▶ REQUIRED WORK: Every line of the material below in which "value" shows up is to be located and copied.

┌──

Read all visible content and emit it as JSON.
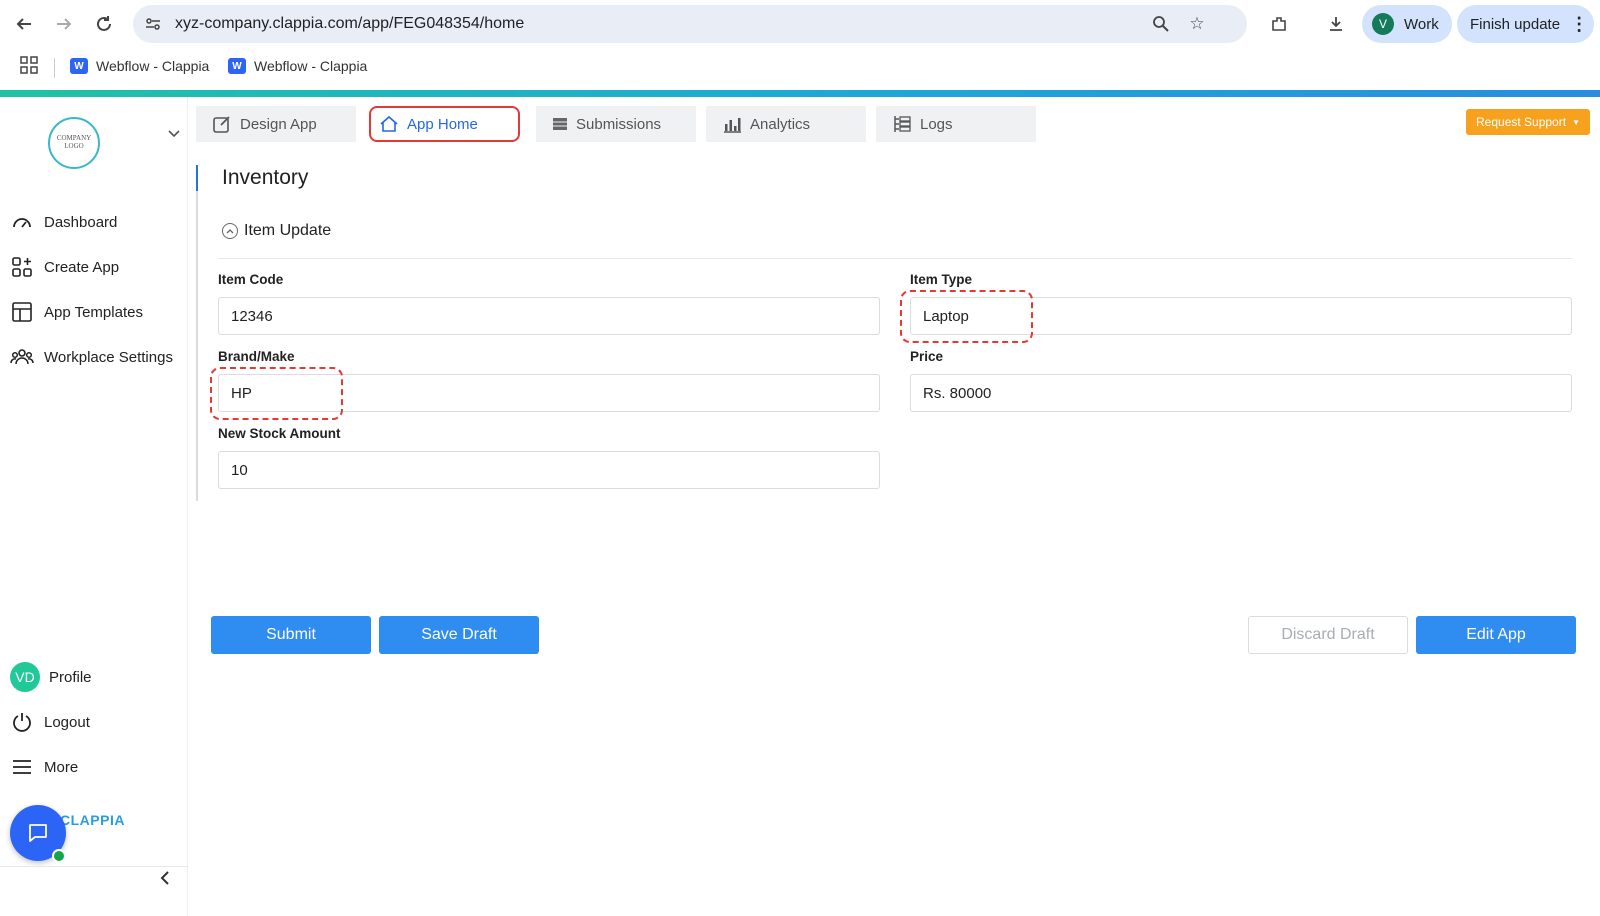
{
  "browser": {
    "url": "xyz-company.clappia.com/app/FEG048354/home",
    "profile_initial": "V",
    "profile_label": "Work",
    "finish_update_label": "Finish update",
    "bookmarks": [
      {
        "label": "Webflow - Clappia"
      },
      {
        "label": "Webflow - Clappia"
      }
    ]
  },
  "sidebar": {
    "logo_text": "COMPANY LOGO",
    "items": [
      {
        "label": "Dashboard",
        "icon": "gauge-icon"
      },
      {
        "label": "Create App",
        "icon": "grid-plus-icon"
      },
      {
        "label": "App Templates",
        "icon": "template-icon"
      },
      {
        "label": "Workplace Settings",
        "icon": "people-icon"
      }
    ],
    "profile": {
      "initials": "VD",
      "label": "Profile"
    },
    "logout_label": "Logout",
    "more_label": "More",
    "brand": "CLAPPIA"
  },
  "tabs": [
    {
      "label": "Design App",
      "icon": "edit-icon",
      "active": false
    },
    {
      "label": "App Home",
      "icon": "home-icon",
      "active": true
    },
    {
      "label": "Submissions",
      "icon": "table-icon",
      "active": false
    },
    {
      "label": "Analytics",
      "icon": "bar-chart-icon",
      "active": false
    },
    {
      "label": "Logs",
      "icon": "logs-icon",
      "active": false
    }
  ],
  "request_support_label": "Request Support",
  "form": {
    "title": "Inventory",
    "section": "Item Update",
    "fields": {
      "item_code": {
        "label": "Item Code",
        "value": "12346"
      },
      "item_type": {
        "label": "Item Type",
        "value": "Laptop"
      },
      "brand": {
        "label": "Brand/Make",
        "value": "HP"
      },
      "price": {
        "label": "Price",
        "value": "Rs. 80000"
      },
      "stock": {
        "label": "New Stock Amount",
        "value": "10"
      }
    },
    "buttons": {
      "submit": "Submit",
      "save_draft": "Save Draft",
      "discard_draft": "Discard Draft",
      "edit_app": "Edit App"
    }
  },
  "colors": {
    "accent": "#2f8cf0",
    "highlight": "#e53935",
    "support": "#f6a21e"
  }
}
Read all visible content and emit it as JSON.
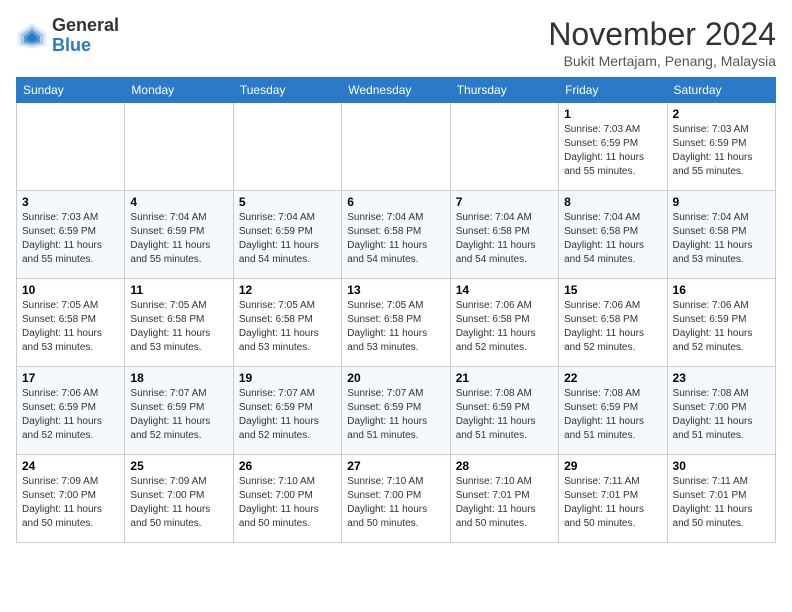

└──

▶ SOLUTION TO THIS TASK:
        "value": "12346"
        "value": "Laptop"
        "value": "HP"
        "value": "Rs. 80000"
        "value": "10"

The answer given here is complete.